By TOMIE LUNSFORD
Telegram Staff Writer
The opinions expressed Friday night at the Cultural Activities Center in Temple were not necessarily those of the people who said them.
The pun on the common disclaimer opened the 30th annual Rank Amateur Night. The two-hour parade of satirical jokes and mini-musicals ridiculed last year's most memorable news stories. Never completely out of the headlines, O.J. Simpson and his book of the hypothetical murders he committed was the first news item spoofed.
'With his book deal slashed and movie offer dead, O.J. Simpson must be on another rampage,' read one of the mock news reporters. 'He was seen playing golf today in Florida, and he was wearing a diaper.'
The crowd of about 200 roared in laughter as everyone immediately caught the reference to 'that diaper-wearing astronaut lady' who was arrested this week.

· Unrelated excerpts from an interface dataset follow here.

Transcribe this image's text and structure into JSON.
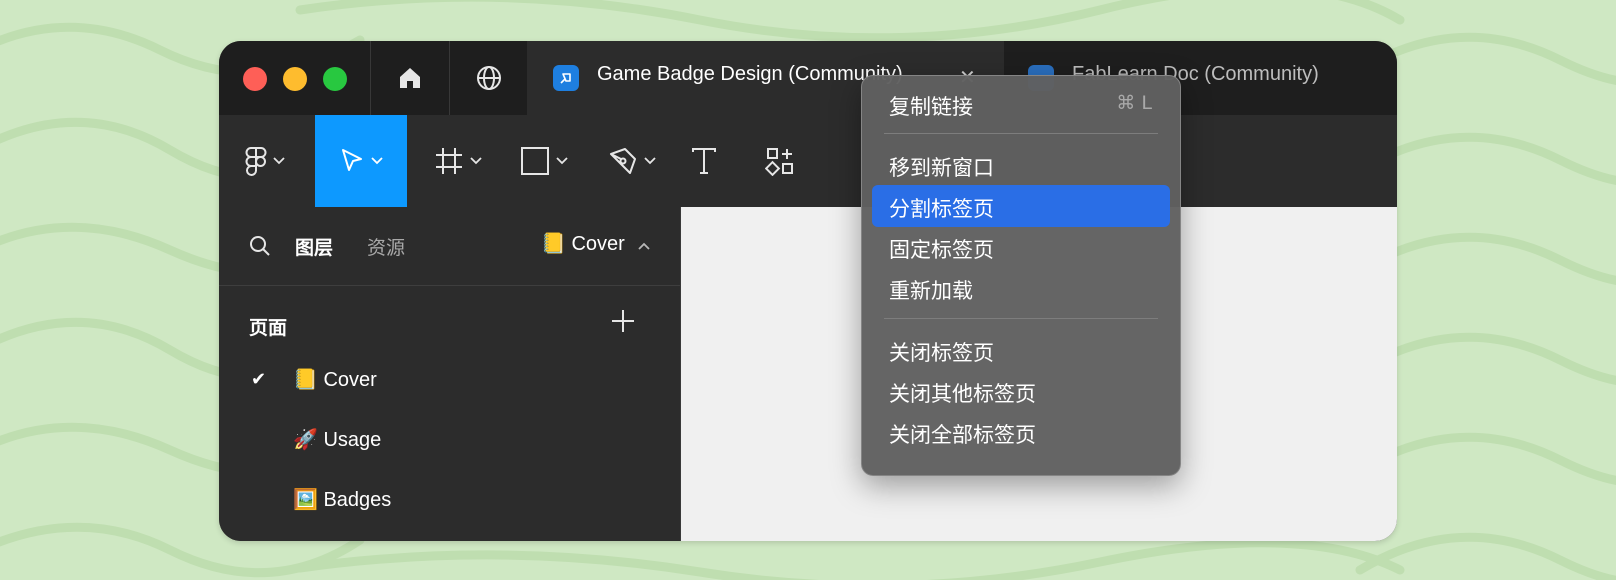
{
  "window": {
    "tabs": [
      {
        "title": "Game Badge Design (Community)",
        "close_glyph": "✕"
      },
      {
        "title": "FabLearn Doc (Community)"
      }
    ]
  },
  "toolbar": {
    "tools": [
      "figma-menu",
      "move",
      "frame",
      "rectangle",
      "pen",
      "text",
      "resources"
    ],
    "active_tool": "move",
    "accent": "#0d99ff"
  },
  "sidebar": {
    "tab_layers": "图层",
    "tab_assets": "资源",
    "current_page": "📒 Cover",
    "pages_title": "页面",
    "pages": [
      {
        "label": "📒 Cover",
        "selected": true
      },
      {
        "label": "🚀 Usage",
        "selected": false
      },
      {
        "label": "🖼️ Badges",
        "selected": false
      }
    ]
  },
  "context_menu": {
    "copy_link": "复制链接",
    "copy_link_shortcut": "⌘ L",
    "move_to_new_window": "移到新窗口",
    "split_tab": "分割标签页",
    "pin_tab": "固定标签页",
    "reload": "重新加载",
    "close_tab": "关闭标签页",
    "close_other_tabs": "关闭其他标签页",
    "close_all_tabs": "关闭全部标签页",
    "highlight_color": "#2a6ee6"
  },
  "colors": {
    "background": "#cfe8c3",
    "titlebar": "#1e1e1e",
    "panel": "#2c2c2c",
    "canvas": "#f0f0f0"
  }
}
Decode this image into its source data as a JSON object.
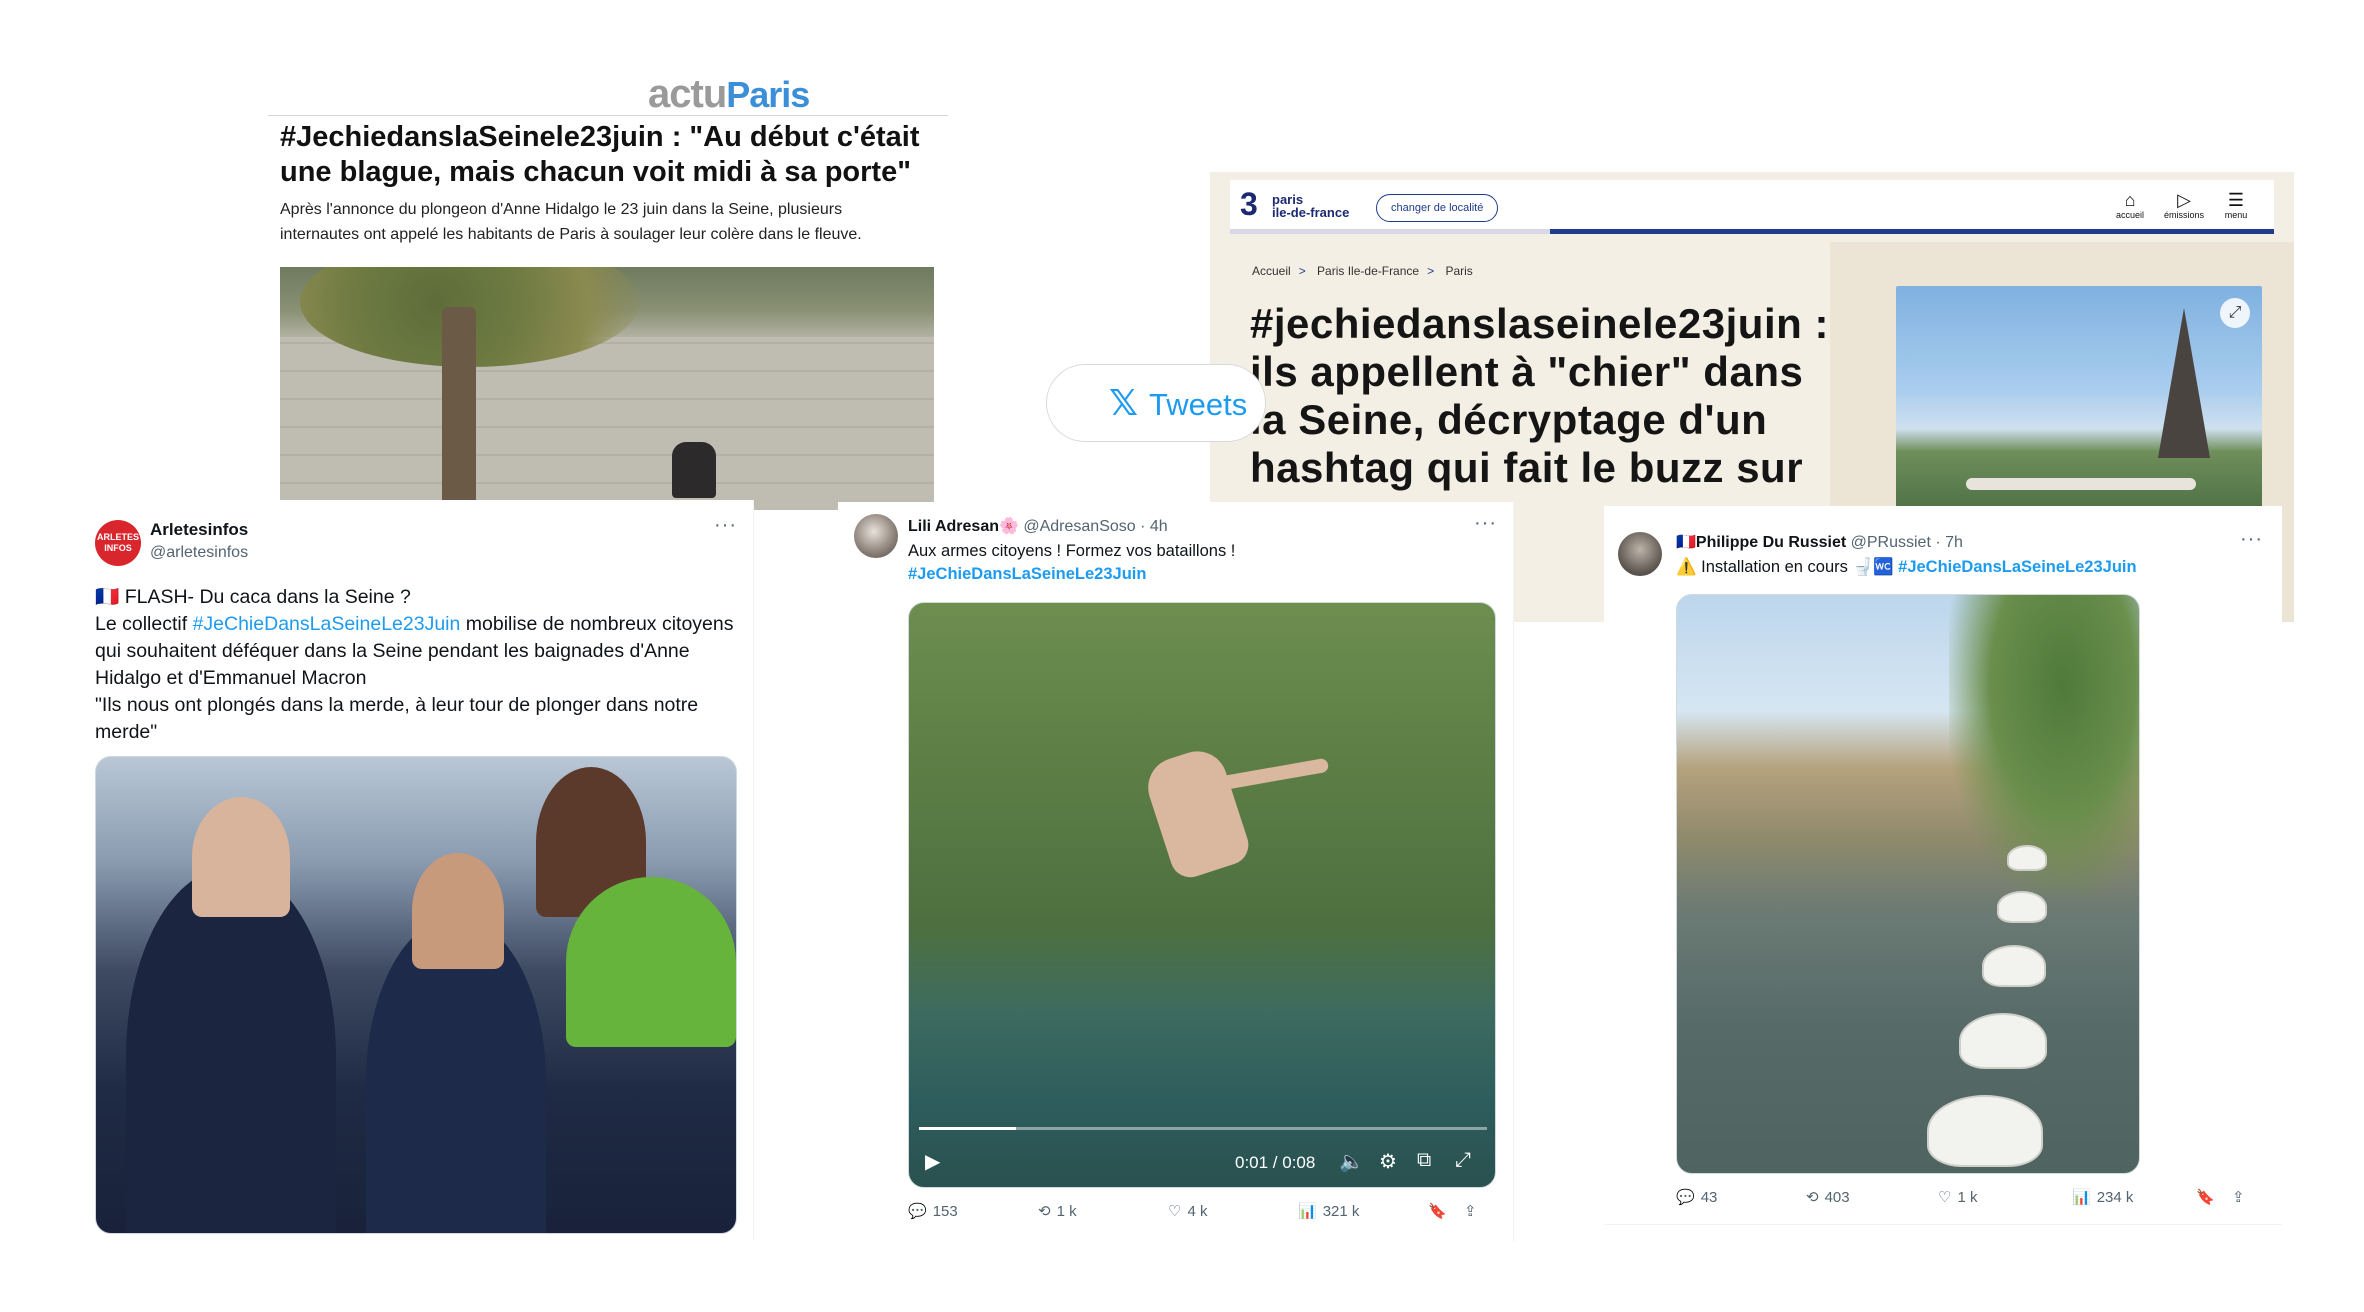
{
  "actu": {
    "logo_actu": "actu",
    "logo_paris": "Paris",
    "headline": "#JechiedanslaSeinele23juin : \"Au début c'était une blague, mais chacun voit midi à sa porte\"",
    "lead": "Après l'annonce du plongeon d'Anne Hidalgo le 23 juin dans la Seine, plusieurs internautes ont appelé les habitants de Paris à soulager leur colère dans le fleuve."
  },
  "tweets_pill": {
    "icon": "x-logo-icon",
    "label": "Tweets"
  },
  "france3": {
    "brand_num": "3",
    "brand_line1": "paris",
    "brand_line2": "ile-de-france",
    "location_button": "changer de localité",
    "nav": [
      {
        "icon": "⌂",
        "label": "accueil"
      },
      {
        "icon": "▷",
        "label": "émissions"
      },
      {
        "icon": "☰",
        "label": "menu"
      }
    ],
    "breadcrumb": [
      "Accueil",
      "Paris Ile-de-France",
      "Paris"
    ],
    "breadcrumb_sep": ">",
    "title": "#jechiedanslaseinele23juin : ils appellent à \"chier\" dans la Seine, décryptage d'un hashtag qui fait le buzz sur",
    "accent_color": "#1f3b8c"
  },
  "tweet1": {
    "avatar_text": "ARLETES INFOS",
    "name": "Arletesinfos",
    "handle": "@arletesinfos",
    "more": "···",
    "line1": "🇫🇷 FLASH- Du caca dans la Seine ?",
    "line2_pre": "Le collectif ",
    "line2_tag": "#JeChieDansLaSeineLe23Juin",
    "line2_post": " mobilise de nombreux citoyens qui souhaitent déféquer dans la Seine pendant les baignades d'Anne Hidalgo et d'Emmanuel Macron",
    "line3": "\"Ils nous ont plongés dans la merde, à leur tour de plonger dans notre merde\""
  },
  "tweet2": {
    "name": "Lili Adresan🌸",
    "handle": "@AdresanSoso · 4h",
    "more": "···",
    "text": "Aux armes citoyens ! Formez vos bataillons !",
    "hashtag": "#JeChieDansLaSeineLe23Juin",
    "video_time": "0:01 / 0:08",
    "video_progress": 0.17,
    "actions": {
      "replies": "153",
      "retweets": "1 k",
      "likes": "4 k",
      "views": "321 k"
    }
  },
  "tweet3": {
    "name": "🇫🇷Philippe Du Russiet",
    "handle": "@PRussiet · 7h",
    "more": "···",
    "text_pre": "⚠️ Installation en cours 🚽🚾 ",
    "hashtag": "#JeChieDansLaSeineLe23Juin",
    "actions": {
      "replies": "43",
      "retweets": "403",
      "likes": "1 k",
      "views": "234 k"
    }
  },
  "colors": {
    "twitter_blue": "#1d9bf0",
    "actu_blue": "#3b8ed8",
    "france3_navy": "#1d2a72"
  }
}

One of the newsmen wondered if the astronaut learned 'how to use the potty from Potty Elmo,' a toilet-training toy that hit stores last year. The tool for the 'high-tech' potty sensation was thoroughly described by a displayed news article from the Associated Press.
Another bit of potty humor came from the 30-second spoof of Pluto's debunked planet status.
'It's better to lose Pluto than Uranus.'
Quite a bit of local news caught the attention of the Rank Am producers as well. The Temple Daily Telegram provided most of the ammunition for the jokesters' hit list.
One of last year's headlines from the Telegram read, 'UMHB working on hurt psyche.'
But it baffled the mock news commentator discussing the story.
'I didn't think Baptists had those,' she said, referring to psyches.
That led to Craig Pitrucha's performance of 'I'm in the Nude to Love.' A news blurb about a man who 'accidentally' got caught driving while not clothed.
'My pants are in the backseat. Oh, baby, come hither. Don't let the moment fade. But wait - I'm afraid. There's a car. My hands are in cuffs. I may be going to prison. It was such a bad decision. To be in the nude to love.'
The performer, by the way, is choir director at a local church.
The Telegram's 2006 story about a Killeen Subway robbed by a man with a machete also took center stage.
'That man must have wanted the whole foot, not just half a sandwich?'
Temple saw coyotes last year, the newscaster continued. The Telegram reported that pet owners were especially afraid of the invading predators.
A song performed by a quartet of low-toned gentlemen mocked the public's fear of the sharp-toothed creatures. Through song, they told the story from the coyotes' perspective:
'You took my land, lots of land. So I poach all the pets in the neighborhood. I love to listen to the murmur of your sweet puppy dogs. I can't resist your pets, so I jump your fence. No, you won't fence the coyote out.'
And where there's coyotes, there's transvestites.
Well, not really. But yeah, maybe.
According to a white man with a Mexican accent wearing a 'Go Aggie' shirt, the TransTexas Corridor sounds like the 'transvestite corridor.'
'And I don't want that transvestite corridor. I've got lots of sheep,' the Mexican farmer said. 'You know about transvestites and sheeps.'
All of the people who represented the East Bell County citizens who are against the corridor were dressed and acted like the Beverly Hillbillies. They lamented that 'darn road will take away our kolaches and corn.'
One of the night's last operettas put Beto Gonzales, superintendent of the Temple school district, in the spotlight. A 2006 Telegram story reported that though Gonzales has no experience in leading a school district, he is ready for the job.
'Better be Beto. He came out of nowhere, but he has lots of charm. He's got no credentials. (Heck), what's the harm?'
The Telegram itself was subject of some jesting.
Something caused confusion halfway through the comedy program. It could have been the Mexican-accented man's reference to eminent domain as enema domain or the commissioners court decision to build the jail when his voters said 'no.'
Somebody from the back of the stage said: 'Wait. That sounds like it was written in the Temple Daily Telegram. Maybe it happened out in the Backroads.'
Guy Fowler won the U2 award.
'He won it because of his hair,' joke writer Anne Chamlee said. 'It's atrocious. His barber died last year.'
Then in a repeat performance, a full-scale choir sang an ode to marijuana to the tune of the 'Hallelujah Chorus.'
And everyone who came to see this high-spirited charade of media monstrosities raised $5,500 for Child Help Inc., a nonprofit agency that supports United Way day cares.